The New York Court of Appeals accepted the certified question for review and issued its decision on November 18, 1986. That Court answered the question in the negative, Kidney v. Kolmar Laboratories, Inc., 68 N.Y.2d 243, 509 N.Y.S.2d 491, 502 N.E.2d 168 (Ct.App.1986), thereby endorsing Judge Gagliardi's interpretation of New York's Social Services Law § 104-b (McKinney 1983).

We recognize that issues of state law are not to be routinely certified to the highest courts of New York or Connecticut simply because a certification procedure is available. The procedure must not be a device for shifting the burdens of this Court to those whose burdens are at least as great. However, as this appeal demonstrates, the certification procedure is a valuable device for securing prompt and authoritative resolution of unsettled questions of state law, especially those that seem likely to recur and to have significance beyond the interests of the parties in a particular lawsuit.

We are pleased that New York and Connecticut have authorized the certification procedure and gratified that the New York Court of Appeals has permitted the procedure to be successfully employed in this litigation.1

The judgment of the District Court is affirmed.


1. On a prior occasion, a question of Connecticut law was certified to the Supreme Court of Connecticut, but that Court declined review, presumably because repeal of the state statute at issue had virtually eliminated the possibility that the precise question would recur.
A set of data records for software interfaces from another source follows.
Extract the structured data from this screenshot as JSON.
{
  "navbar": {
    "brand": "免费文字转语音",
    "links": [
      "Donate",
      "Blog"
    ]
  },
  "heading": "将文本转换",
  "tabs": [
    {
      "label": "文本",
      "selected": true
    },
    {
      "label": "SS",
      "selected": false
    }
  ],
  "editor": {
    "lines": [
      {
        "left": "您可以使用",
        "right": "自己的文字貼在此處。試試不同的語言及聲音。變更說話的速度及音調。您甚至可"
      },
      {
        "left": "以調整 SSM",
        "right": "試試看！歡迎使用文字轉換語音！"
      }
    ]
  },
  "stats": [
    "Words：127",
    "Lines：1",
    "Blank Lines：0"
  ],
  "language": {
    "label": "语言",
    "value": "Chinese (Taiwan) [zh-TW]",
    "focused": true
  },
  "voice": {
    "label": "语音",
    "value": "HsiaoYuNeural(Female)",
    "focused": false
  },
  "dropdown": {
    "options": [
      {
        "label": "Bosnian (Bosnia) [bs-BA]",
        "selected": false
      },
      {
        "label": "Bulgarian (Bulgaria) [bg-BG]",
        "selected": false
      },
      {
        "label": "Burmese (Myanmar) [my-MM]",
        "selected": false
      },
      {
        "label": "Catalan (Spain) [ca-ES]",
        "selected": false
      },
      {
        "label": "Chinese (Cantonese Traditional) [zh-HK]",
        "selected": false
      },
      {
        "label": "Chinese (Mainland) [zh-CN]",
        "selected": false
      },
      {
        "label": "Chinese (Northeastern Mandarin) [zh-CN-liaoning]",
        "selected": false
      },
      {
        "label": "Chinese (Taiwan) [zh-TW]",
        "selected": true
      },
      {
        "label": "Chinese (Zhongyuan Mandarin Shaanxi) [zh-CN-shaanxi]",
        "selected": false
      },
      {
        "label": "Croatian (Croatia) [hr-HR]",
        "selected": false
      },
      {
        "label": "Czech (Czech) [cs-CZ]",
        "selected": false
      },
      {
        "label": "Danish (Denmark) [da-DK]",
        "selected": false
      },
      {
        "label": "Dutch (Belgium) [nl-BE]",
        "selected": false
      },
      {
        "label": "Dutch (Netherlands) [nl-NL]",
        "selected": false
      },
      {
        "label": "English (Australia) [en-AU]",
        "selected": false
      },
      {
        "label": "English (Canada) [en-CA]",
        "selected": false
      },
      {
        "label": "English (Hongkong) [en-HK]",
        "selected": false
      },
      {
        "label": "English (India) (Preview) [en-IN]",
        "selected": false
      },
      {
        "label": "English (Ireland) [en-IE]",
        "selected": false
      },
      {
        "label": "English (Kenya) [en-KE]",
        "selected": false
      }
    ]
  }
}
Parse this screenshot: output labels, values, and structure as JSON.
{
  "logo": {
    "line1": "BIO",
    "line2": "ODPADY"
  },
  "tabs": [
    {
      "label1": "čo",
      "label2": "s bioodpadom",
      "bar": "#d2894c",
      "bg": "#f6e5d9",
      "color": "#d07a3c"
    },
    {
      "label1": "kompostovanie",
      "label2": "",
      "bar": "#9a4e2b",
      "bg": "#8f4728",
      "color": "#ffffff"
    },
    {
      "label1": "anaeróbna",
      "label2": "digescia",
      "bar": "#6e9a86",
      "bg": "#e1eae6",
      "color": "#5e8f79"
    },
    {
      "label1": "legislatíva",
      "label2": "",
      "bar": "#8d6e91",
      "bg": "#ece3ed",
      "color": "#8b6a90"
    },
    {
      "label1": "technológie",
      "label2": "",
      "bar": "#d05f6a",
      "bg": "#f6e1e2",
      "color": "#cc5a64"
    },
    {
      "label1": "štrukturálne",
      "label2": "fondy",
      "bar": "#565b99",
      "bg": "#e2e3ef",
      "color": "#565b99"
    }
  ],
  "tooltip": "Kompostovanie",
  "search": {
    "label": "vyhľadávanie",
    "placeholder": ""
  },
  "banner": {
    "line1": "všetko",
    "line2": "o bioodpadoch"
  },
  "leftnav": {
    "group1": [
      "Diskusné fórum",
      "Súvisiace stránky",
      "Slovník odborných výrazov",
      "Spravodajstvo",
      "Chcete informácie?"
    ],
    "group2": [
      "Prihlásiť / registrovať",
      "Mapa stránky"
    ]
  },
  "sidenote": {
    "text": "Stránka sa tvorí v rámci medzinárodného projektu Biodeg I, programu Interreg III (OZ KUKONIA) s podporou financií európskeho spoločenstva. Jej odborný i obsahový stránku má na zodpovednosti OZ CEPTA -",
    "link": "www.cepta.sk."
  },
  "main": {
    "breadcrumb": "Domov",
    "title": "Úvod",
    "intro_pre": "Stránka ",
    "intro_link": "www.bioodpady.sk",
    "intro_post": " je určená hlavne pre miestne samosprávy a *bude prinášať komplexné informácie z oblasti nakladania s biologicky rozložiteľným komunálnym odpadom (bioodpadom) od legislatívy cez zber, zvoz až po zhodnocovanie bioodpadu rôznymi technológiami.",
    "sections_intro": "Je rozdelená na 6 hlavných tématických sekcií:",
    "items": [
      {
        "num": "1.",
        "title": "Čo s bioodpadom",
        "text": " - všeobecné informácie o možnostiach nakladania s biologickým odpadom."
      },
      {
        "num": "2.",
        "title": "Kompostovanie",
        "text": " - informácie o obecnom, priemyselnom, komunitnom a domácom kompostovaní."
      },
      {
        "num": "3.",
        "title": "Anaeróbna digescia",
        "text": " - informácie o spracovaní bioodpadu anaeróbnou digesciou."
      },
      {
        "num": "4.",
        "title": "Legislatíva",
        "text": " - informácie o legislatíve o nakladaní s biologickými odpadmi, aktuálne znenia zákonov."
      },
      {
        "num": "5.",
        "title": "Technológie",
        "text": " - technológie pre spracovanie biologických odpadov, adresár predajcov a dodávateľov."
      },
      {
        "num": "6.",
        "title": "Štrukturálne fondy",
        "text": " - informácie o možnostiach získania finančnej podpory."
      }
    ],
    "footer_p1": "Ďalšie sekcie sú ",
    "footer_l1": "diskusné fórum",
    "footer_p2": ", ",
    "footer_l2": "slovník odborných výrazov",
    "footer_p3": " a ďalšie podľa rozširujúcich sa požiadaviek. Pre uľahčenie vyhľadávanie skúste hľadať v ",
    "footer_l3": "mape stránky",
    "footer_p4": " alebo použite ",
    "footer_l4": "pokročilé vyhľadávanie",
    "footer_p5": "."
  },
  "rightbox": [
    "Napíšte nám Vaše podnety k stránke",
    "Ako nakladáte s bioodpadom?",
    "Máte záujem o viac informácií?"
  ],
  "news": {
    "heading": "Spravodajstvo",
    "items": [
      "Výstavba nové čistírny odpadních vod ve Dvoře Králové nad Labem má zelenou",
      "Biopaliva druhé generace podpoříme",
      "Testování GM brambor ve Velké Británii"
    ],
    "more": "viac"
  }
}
See Connecticut Performing Arts Foundation, Inc. v. Brown, 801 F.2d 566, 567 (2d Cir.1986).


1000 Characters Remaining reserves the right to edit or remove comments but is under no obligation to do so, or to explain individual moderation decisions.

User Comments

Listed below are the cases that are cited in this Featured Case. Click the citation to see the full text of the cited case. Citations are also linked in the body of the Featured Case.

Cited Cases

  • No Cases Found

Listed below are those cases in which this Featured Case is cited. Click on the case name to see the full text of the citing case.

Citing Cases